Exams are good and should be done. Thing is they have been overrated and they should not be used to harass students and instill unnecessary fear.

Anonymous said...

Sayra - B.W., try to grow up and maybe after having become a wife and mother your kiddishness will disappear. Don't give up hope. Life still holds some surprises in store also for a young woman like you.

Anonymous said...

Sayra: " forgot to add that ones you guys went to high school somehow you could not manage."

We achieved what we had gone to school to do. Pass the main exam. If you want to get deeper into it, I know a bunch of ladies from PB Riruta who passed "KCSE" lakini cant manage life in campo.

The issue is not what happened afterwards, the issue is we were well prepared for the exam and pasuad.

Anonymous said...

Oh...now we have a cat fight going on. Ladies, calm down.

Anonymous said...

and as we conclude this discussion, it may be worthwhile to note that the current problems are faced with students who are able to raise funds to afford school fees.

with free secondary / primary school, the enrollment numbers will gradually go much higher increasing the likelihood of more dissent as schools cope with increased numbers while resources (teachers, tuition blocks/classrooms, boarding facilities, and other material items) are not increased to match larger population or at least not at the same pace.

i have yet to see a document that provides guidelines to school administrators on the strategy to be used in handling an anticipated increase in student population on account of free secondary education. in fact if i recall, there have been clauses restricting how many students per class in order to get access to funds. And these funds trickle in painfully slow, generating enormous pressure and overhead on the administrators who have to provide services daily to a youthful people who do not quite understand "wait for an hour".

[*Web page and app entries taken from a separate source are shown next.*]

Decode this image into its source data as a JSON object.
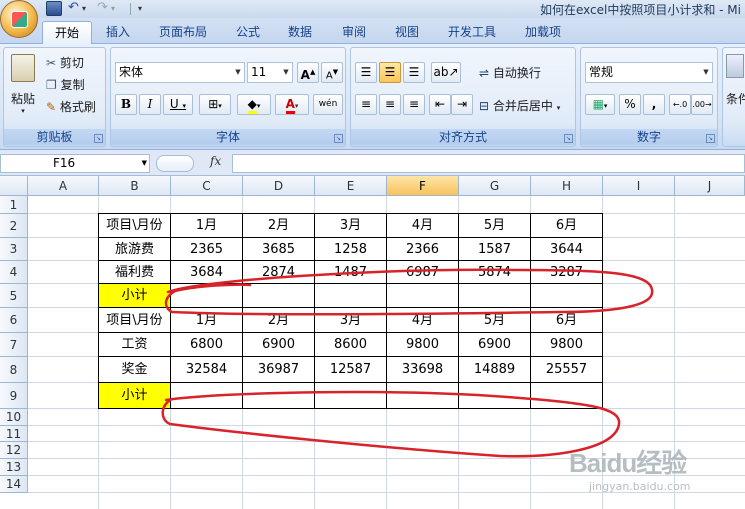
{
  "window": {
    "title": "如何在excel中按照项目小计求和 - Mi"
  },
  "tabs": [
    "开始",
    "插入",
    "页面布局",
    "公式",
    "数据",
    "审阅",
    "视图",
    "开发工具",
    "加载项"
  ],
  "active_tab": "开始",
  "ribbon": {
    "clipboard": {
      "label": "剪贴板",
      "paste": "粘贴",
      "cut": "剪切",
      "copy": "复制",
      "format_painter": "格式刷"
    },
    "font": {
      "label": "字体",
      "font_name": "宋体",
      "font_size": "11",
      "bold": "B",
      "italic": "I",
      "underline": "U",
      "grow": "A",
      "shrink": "A"
    },
    "alignment": {
      "label": "对齐方式",
      "wrap": "自动换行",
      "merge": "合并后居中"
    },
    "number": {
      "label": "数字",
      "format": "常规",
      "percent": "%",
      "comma": ","
    },
    "cells": {
      "label": "条件"
    }
  },
  "formula_bar": {
    "name_box": "F16",
    "fx": "fx",
    "formula": ""
  },
  "columns": [
    "A",
    "B",
    "C",
    "D",
    "E",
    "F",
    "G",
    "H",
    "I",
    "J"
  ],
  "selected_column": "F",
  "rows": [
    "1",
    "2",
    "3",
    "4",
    "5",
    "6",
    "7",
    "8",
    "9",
    "10",
    "11",
    "12",
    "13",
    "14"
  ],
  "table": [
    [
      "项目\\月份",
      "1月",
      "2月",
      "3月",
      "4月",
      "5月",
      "6月"
    ],
    [
      "旅游费",
      "2365",
      "3685",
      "1258",
      "2366",
      "1587",
      "3644"
    ],
    [
      "福利费",
      "3684",
      "2874",
      "1487",
      "6987",
      "5874",
      "3287"
    ],
    [
      "小计",
      "",
      "",
      "",
      "",
      "",
      ""
    ],
    [
      "项目\\月份",
      "1月",
      "2月",
      "3月",
      "4月",
      "5月",
      "6月"
    ],
    [
      "工资",
      "6800",
      "6900",
      "8600",
      "9800",
      "6900",
      "9800"
    ],
    [
      "奖金",
      "32584",
      "36987",
      "12587",
      "33698",
      "14889",
      "25557"
    ],
    [
      "小计",
      "",
      "",
      "",
      "",
      "",
      ""
    ]
  ],
  "highlight_color": "#ffff00",
  "annotation_color": "#d9232a",
  "watermark": {
    "brand": "Baidu经验",
    "url": "jingyan.baidu.com"
  }
}
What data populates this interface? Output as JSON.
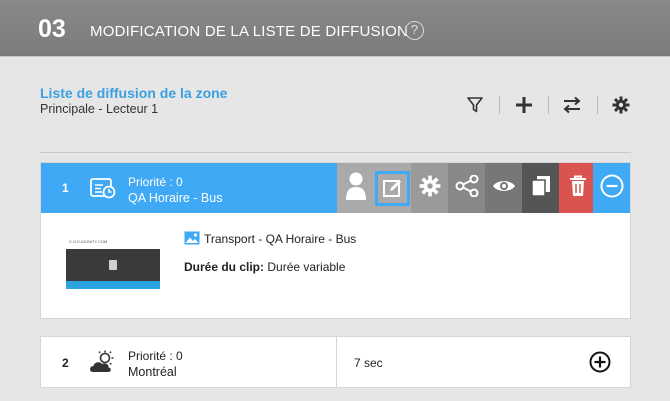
{
  "header": {
    "step_number": "03",
    "title": "MODIFICATION DE LA LISTE DE DIFFUSION",
    "help_glyph": "?"
  },
  "zone": {
    "title": "Liste de diffusion de la zone",
    "subtitle": "Principale - Lecteur 1"
  },
  "toolbar": {
    "icons": [
      "filter-icon",
      "plus-icon",
      "swap-icon",
      "gear-icon"
    ]
  },
  "items": [
    {
      "index": "1",
      "priority": "Priorité : 0",
      "name": "QA Horaire - Bus",
      "icon": "schedule-icon",
      "expanded": true,
      "actions": [
        {
          "icon": "user-icon",
          "color": "#aaaaaa"
        },
        {
          "icon": "edit-icon",
          "color": "#aaaaaa",
          "selected": true
        },
        {
          "icon": "gear-icon",
          "color": "#9a9a9a"
        },
        {
          "icon": "share-icon",
          "color": "#888888"
        },
        {
          "icon": "eye-icon",
          "color": "#777777"
        },
        {
          "icon": "copy-icon",
          "color": "#555555"
        },
        {
          "icon": "trash-icon",
          "color": "#d9534f"
        },
        {
          "icon": "minus-circle-icon",
          "color": "#3fa9f5"
        }
      ],
      "detail": {
        "clip_name": "Transport - QA Horaire - Bus",
        "duration_label": "Durée du clip:",
        "duration_value": "Durée variable",
        "thumb_brand": "C.O.E.DIGNITY.COM"
      }
    },
    {
      "index": "2",
      "priority": "Priorité : 0",
      "name": "Montréal",
      "icon": "weather-icon",
      "duration": "7 sec",
      "action_icon": "plus-circle-icon"
    }
  ],
  "colors": {
    "accent": "#3fa9f5",
    "header_bg": "#808080",
    "delete": "#d9534f"
  }
}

lets face it, our leadership is permanently in crisis mode and will always be reactionary with the one solution, ...committee upon committee upon committee... and once the heat or spotlight moves to the next crisis (i.e a new even more horrific crisis), repeat the solution ... committee upon ....

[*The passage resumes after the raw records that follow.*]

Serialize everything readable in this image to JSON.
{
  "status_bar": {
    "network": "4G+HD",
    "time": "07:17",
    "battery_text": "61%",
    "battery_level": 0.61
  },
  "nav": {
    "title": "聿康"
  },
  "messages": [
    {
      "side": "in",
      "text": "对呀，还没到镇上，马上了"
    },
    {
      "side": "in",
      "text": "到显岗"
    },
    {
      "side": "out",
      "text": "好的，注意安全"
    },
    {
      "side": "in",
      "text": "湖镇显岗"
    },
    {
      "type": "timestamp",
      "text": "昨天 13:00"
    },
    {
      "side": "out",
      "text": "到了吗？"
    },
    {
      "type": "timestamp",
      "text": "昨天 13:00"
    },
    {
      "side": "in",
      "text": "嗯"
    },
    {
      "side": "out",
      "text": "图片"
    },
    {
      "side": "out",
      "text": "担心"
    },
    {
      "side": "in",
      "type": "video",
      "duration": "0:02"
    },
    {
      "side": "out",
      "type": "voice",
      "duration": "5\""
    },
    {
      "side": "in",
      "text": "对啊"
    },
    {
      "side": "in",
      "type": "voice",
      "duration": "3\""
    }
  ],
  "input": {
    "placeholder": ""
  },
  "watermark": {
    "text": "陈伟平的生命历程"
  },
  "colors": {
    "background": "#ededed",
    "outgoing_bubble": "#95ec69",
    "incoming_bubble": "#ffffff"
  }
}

UrXlnc

Anonymous said...

UrXinc,

You have a way with the english language, boy you write it so beautifully - wish I could be half as articulate. Are you a writer by any chance?

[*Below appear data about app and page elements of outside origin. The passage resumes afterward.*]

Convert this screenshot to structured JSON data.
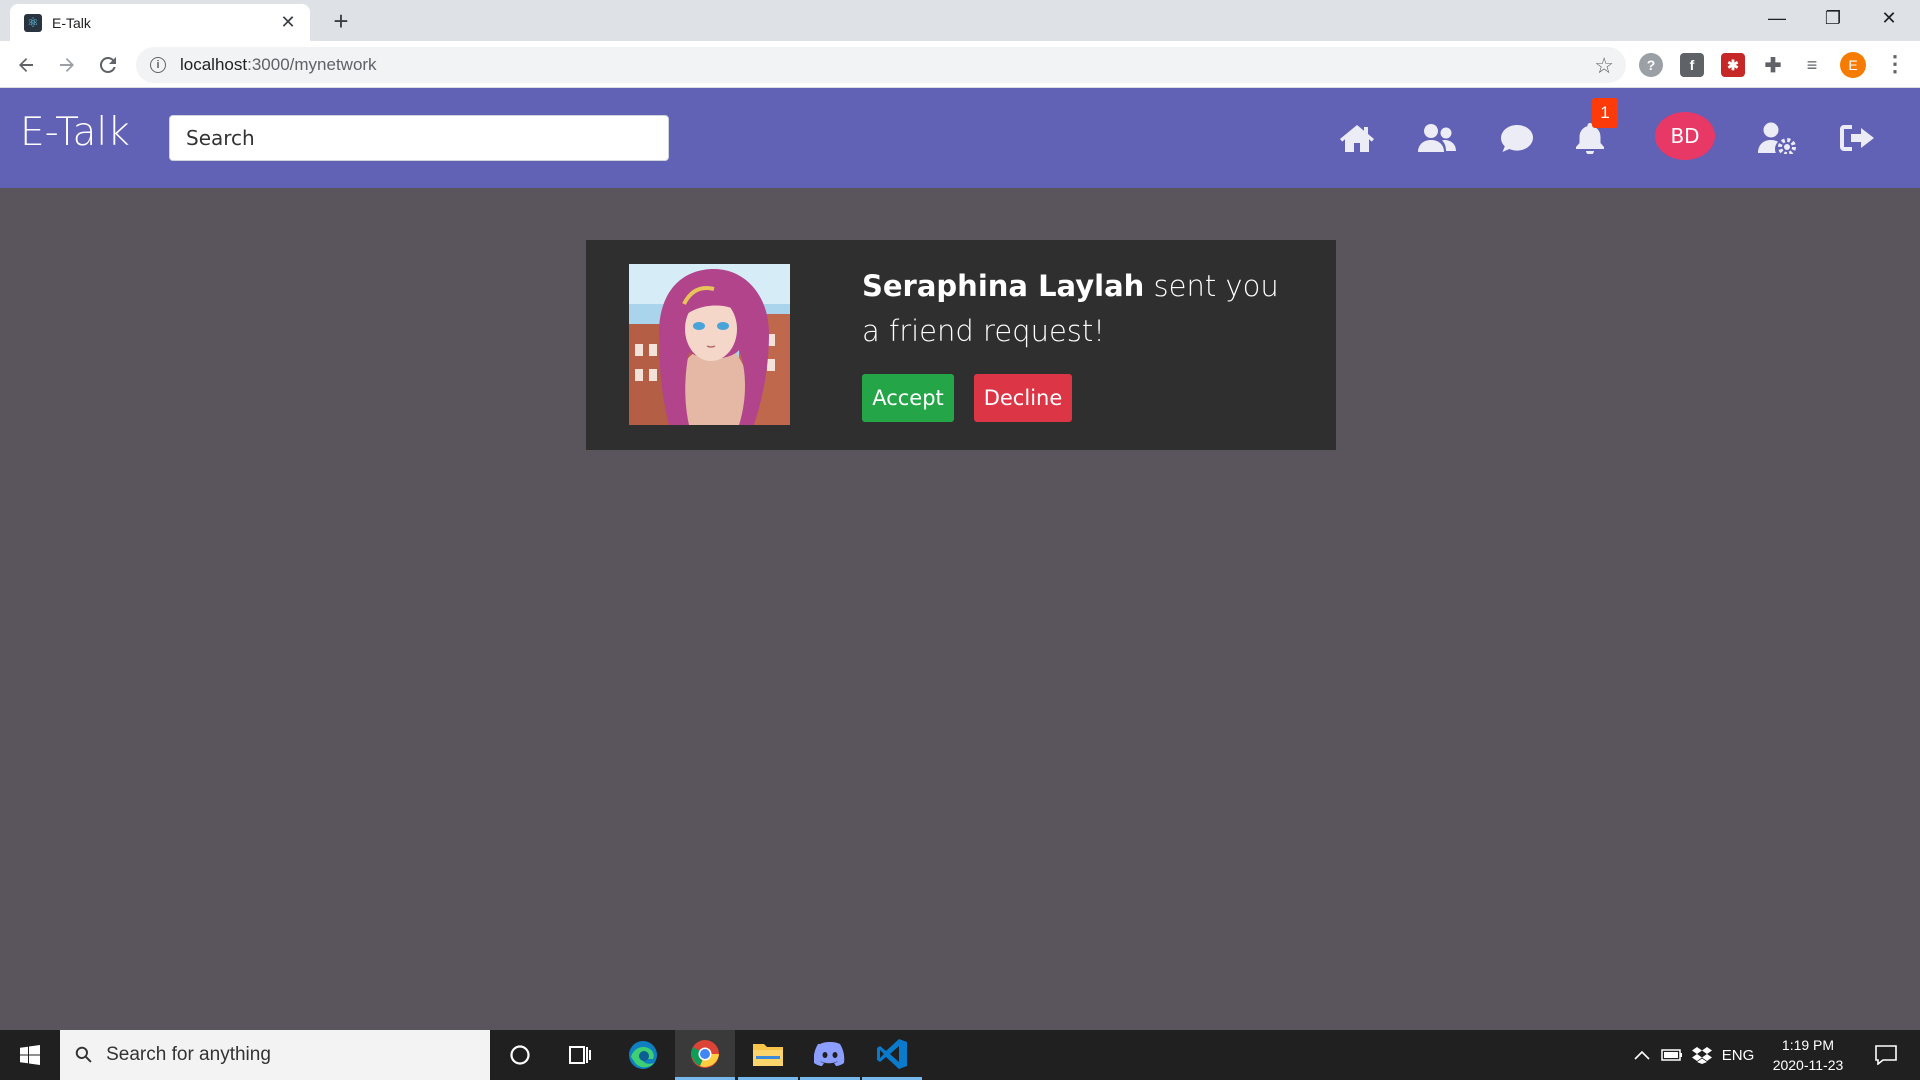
{
  "browser": {
    "tab_title": "E-Talk",
    "url_host": "localhost",
    "url_path": ":3000/mynetwork",
    "profile_initial": "E"
  },
  "app": {
    "brand": "E-Talk",
    "search_placeholder": "Search",
    "nav": [
      {
        "icon": "home-icon"
      },
      {
        "icon": "friends-icon"
      },
      {
        "icon": "chat-icon"
      },
      {
        "icon": "bell-icon"
      },
      {
        "icon": "user-settings-icon"
      },
      {
        "icon": "logout-icon"
      }
    ],
    "notification_count": "1",
    "user_initials": "BD",
    "accent_color": "#6161b5",
    "avatar_color": "#e83866"
  },
  "friend_request": {
    "sender_name": "Seraphina Laylah",
    "message": " sent you a friend request!",
    "accept_label": "Accept",
    "decline_label": "Decline",
    "accept_color": "#24a547",
    "decline_color": "#dc3545"
  },
  "taskbar": {
    "search_placeholder": "Search for anything",
    "language": "ENG",
    "time": "1:19 PM",
    "date": "2020-11-23"
  }
}
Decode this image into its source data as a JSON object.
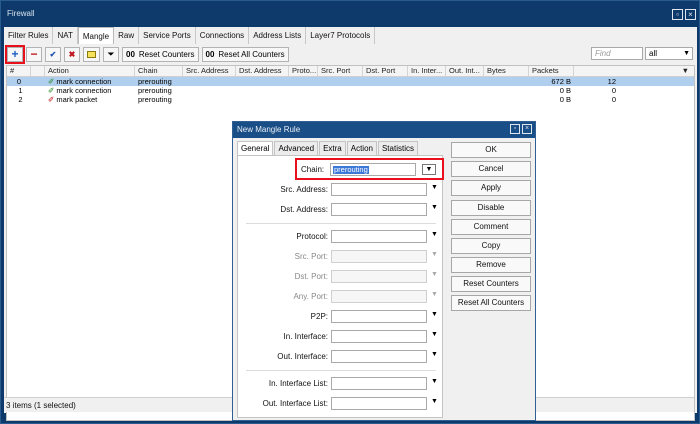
{
  "window": {
    "title": "Firewall"
  },
  "tabs": [
    "Filter Rules",
    "NAT",
    "Mangle",
    "Raw",
    "Service Ports",
    "Connections",
    "Address Lists",
    "Layer7 Protocols"
  ],
  "toolbar": {
    "reset_counters": "Reset Counters",
    "reset_all_counters": "Reset All Counters",
    "counter_prefix": "00",
    "find_placeholder": "Find",
    "filter_value": "all"
  },
  "table": {
    "columns": [
      "#",
      "Action",
      "Chain",
      "Src. Address",
      "Dst. Address",
      "Proto...",
      "Src. Port",
      "Dst. Port",
      "In. Inter...",
      "Out. Int...",
      "Bytes",
      "Packets"
    ],
    "rows": [
      {
        "num": "0",
        "action": "mark connection",
        "chain": "prerouting",
        "bytes": "672 B",
        "packets": "12",
        "selected": true
      },
      {
        "num": "1",
        "action": "mark connection",
        "chain": "prerouting",
        "bytes": "0 B",
        "packets": "0",
        "selected": false
      },
      {
        "num": "2",
        "action": "mark packet",
        "chain": "prerouting",
        "bytes": "0 B",
        "packets": "0",
        "selected": false
      }
    ]
  },
  "status": "3 items (1 selected)",
  "dialog": {
    "title": "New Mangle Rule",
    "tabs": [
      "General",
      "Advanced",
      "Extra",
      "Action",
      "Statistics"
    ],
    "chain_label": "Chain:",
    "chain_value": "prerouting",
    "fields": {
      "src_address": "Src. Address:",
      "dst_address": "Dst. Address:",
      "protocol": "Protocol:",
      "src_port": "Src. Port:",
      "dst_port": "Dst. Port:",
      "any_port": "Any. Port:",
      "p2p": "P2P:",
      "in_interface": "In. Interface:",
      "out_interface": "Out. Interface:",
      "in_interface_list": "In. Interface List:",
      "out_interface_list": "Out. Interface List:"
    },
    "buttons": {
      "ok": "OK",
      "cancel": "Cancel",
      "apply": "Apply",
      "disable": "Disable",
      "comment": "Comment",
      "copy": "Copy",
      "remove": "Remove",
      "reset_counters": "Reset Counters",
      "reset_all_counters": "Reset All Counters"
    }
  },
  "colors": {
    "highlight": "#e8101a",
    "selection": "#b0cfee",
    "titlebar": "#0d3a6b"
  }
}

From the first paragraph did you mean students who are unable...

...excerpt

and as we conclude this discussion, it may be worthwhile to note that the current problems are faced with students who are able to raise funds to afford school fees.

Anonymous said...

anon 8:50

hehehe dont think its like that at all, but thank you

to answer you what i mean is that the current crop of students rioting, are those whose parents have done their best (juu chini) to try to get them through school (whether through significant sacrifice or because they can afford to or just because)

starting this year with introduction of free secondary school, those whose parents were so hard hit and just had simply no cash or means to send their kids to secondary school, will be a little more encouraged to try. i think there are a lot of bright kids out there who've had to drop out after primary school either because they can't afford tuition, bus fare, uniform and a host of other really basic stuff or who opted to use the meagre funds/resources available for the care of their younger siblings or in some cases elderly or sickly parents/guardians

so just trying to look ahead i think a number of these kids could start going back to school and there is a high likelihood of stretching existing facilities.

or put another way, those kids forced to drop out of school both in primary and secondary school for reasons related to finance will now be able to complete secondary school (remember thats part of the reason for the free education program i.e no child left behind)

its our inherent lack of or inadequate planning that always gets us into problems and like they say, the road to hell is paved with some of the most noble intentions

UrXlnc

Anonymous said...

just came across this article that puts numbers on my assertion above. appears to be another crisis being prepared for a future date unless some fellows put on their thinking caps

UrXlnc

Anonymous said...

John Maina, exposure of what? Knife and guns?

Google
 
Related Posts Plugin for WordPress, Blogger...